“See how you are happy now?” Tayo said and winked at me.
“Did you see my Daddy’s new eyeglasses?” I asked him.
“He is wearing it so that Sun will not enter his eyes,” Buki said to us. “Our PE teacher use to wear something like that too.”
“Our Daddy’s eyeglass is not as dark as this one your Daddy is wearing. But it’s very fine too,” Tayo said to me.
“Our Daddy has more than one eyeglass in his cupboard.” Buki remarked.
“It’s the truth. She’s not lying,” Tayo said and gestured with his hand.
Finally, the visitors started to leave one after the other just as they had come. Soon everyone had left and we were alone with our Daddy at last. He said I should come over and sit on his lap. I hurried over to him. He patted me on the head and said he observed I’ve grown taller so quickly.
“What have they been feeding you with while I was away?” he asked and laughed.
“Auntie Rose has been cooking jollof rice and fried fish for us,” I told him.
“Isn’t that very nice of her?” Daddy said to me, “I hope you remembered to tell her thank you?”
“But she use to spank us on the head too,” I said.
Our Daddy laughed. He said maybe we didn’t behave properly that was why she spanked us.
Mummy came in and asked our Daddy whether she should bring some food for him now. He said, “Please do, my dear. I can hardly wait to taste homemade food again.”
“Why did they give you this eyeglass from the hospital?” I asked.
“It is because my eyes have not healed completely yet. I can’t see anything with them presently,” Daddy replied.
I didn’t understand what our Daddy meant that he couldn’t see with his eyes. “Why didn’t you tell the doctors to give you the one that would make you see?” I asked him.
“It’s not about the eyeglass, my dear,” Daddy said and smiled at me, “The problem is with my eyes. The doctors said the accident affected something inside.”
I didn’t want to believe our Daddy. “Let me see your eyes then?” I said to him.
Daddy removed his eyeglass carefully and showed me his face. There was a scar mark just above his left brow. There was another one close to his ear. Though his eyes were open, it was as if he wasn’t looking at me. I wiggled my fingers in front of his face. “Can you see me?” I asked him.
“No. I can only see shadows,” he replied and squinted.

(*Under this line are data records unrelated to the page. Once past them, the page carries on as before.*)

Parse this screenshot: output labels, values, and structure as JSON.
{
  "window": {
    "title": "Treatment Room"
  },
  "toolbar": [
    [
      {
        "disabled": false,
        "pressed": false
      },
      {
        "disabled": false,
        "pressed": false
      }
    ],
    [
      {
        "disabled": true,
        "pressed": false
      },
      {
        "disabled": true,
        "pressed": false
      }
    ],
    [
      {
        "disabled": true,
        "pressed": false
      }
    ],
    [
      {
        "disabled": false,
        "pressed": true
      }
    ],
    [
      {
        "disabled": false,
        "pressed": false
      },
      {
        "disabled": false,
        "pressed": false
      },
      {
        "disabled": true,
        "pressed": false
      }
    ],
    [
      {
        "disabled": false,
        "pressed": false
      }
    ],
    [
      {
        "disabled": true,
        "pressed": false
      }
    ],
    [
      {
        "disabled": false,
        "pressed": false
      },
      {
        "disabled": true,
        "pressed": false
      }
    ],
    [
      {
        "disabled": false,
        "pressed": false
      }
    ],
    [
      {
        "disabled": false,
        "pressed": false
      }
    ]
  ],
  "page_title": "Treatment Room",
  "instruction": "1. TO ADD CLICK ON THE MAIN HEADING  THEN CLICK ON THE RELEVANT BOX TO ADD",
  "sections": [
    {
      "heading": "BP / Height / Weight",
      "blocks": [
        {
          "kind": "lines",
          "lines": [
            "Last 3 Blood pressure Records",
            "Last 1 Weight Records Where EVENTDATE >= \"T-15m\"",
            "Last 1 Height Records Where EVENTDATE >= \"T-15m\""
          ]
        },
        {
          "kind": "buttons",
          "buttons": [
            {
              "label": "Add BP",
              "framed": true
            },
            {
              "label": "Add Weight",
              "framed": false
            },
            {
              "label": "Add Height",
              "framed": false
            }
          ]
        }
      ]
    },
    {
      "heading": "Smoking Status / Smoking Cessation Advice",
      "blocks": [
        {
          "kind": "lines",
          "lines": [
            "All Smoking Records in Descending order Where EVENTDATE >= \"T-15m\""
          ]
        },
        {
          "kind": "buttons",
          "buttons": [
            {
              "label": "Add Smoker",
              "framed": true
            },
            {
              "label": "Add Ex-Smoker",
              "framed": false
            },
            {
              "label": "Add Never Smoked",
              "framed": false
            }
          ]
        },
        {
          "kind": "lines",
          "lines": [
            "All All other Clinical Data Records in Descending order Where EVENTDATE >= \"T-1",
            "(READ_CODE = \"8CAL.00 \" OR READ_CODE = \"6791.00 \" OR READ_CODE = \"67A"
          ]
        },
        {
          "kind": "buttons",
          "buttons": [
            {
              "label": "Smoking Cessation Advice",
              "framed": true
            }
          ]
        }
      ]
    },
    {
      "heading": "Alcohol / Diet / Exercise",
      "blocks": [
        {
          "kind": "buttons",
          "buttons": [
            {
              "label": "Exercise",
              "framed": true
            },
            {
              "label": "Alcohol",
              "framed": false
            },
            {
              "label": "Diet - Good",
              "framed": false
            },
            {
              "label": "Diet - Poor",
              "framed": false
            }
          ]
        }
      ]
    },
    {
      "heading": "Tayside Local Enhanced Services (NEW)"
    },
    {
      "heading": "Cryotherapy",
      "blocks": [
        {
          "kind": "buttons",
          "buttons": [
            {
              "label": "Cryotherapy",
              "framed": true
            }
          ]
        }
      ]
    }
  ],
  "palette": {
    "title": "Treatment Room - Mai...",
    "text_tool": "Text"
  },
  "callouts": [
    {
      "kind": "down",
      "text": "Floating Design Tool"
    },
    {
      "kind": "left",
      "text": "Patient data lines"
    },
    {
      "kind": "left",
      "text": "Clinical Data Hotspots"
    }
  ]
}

My heart sank. It meant I won’t be able to show him the banana sprout or those canaries as I had planned. Also he won’t be able to play football with me on the veranda or on the green grass in front of our house again.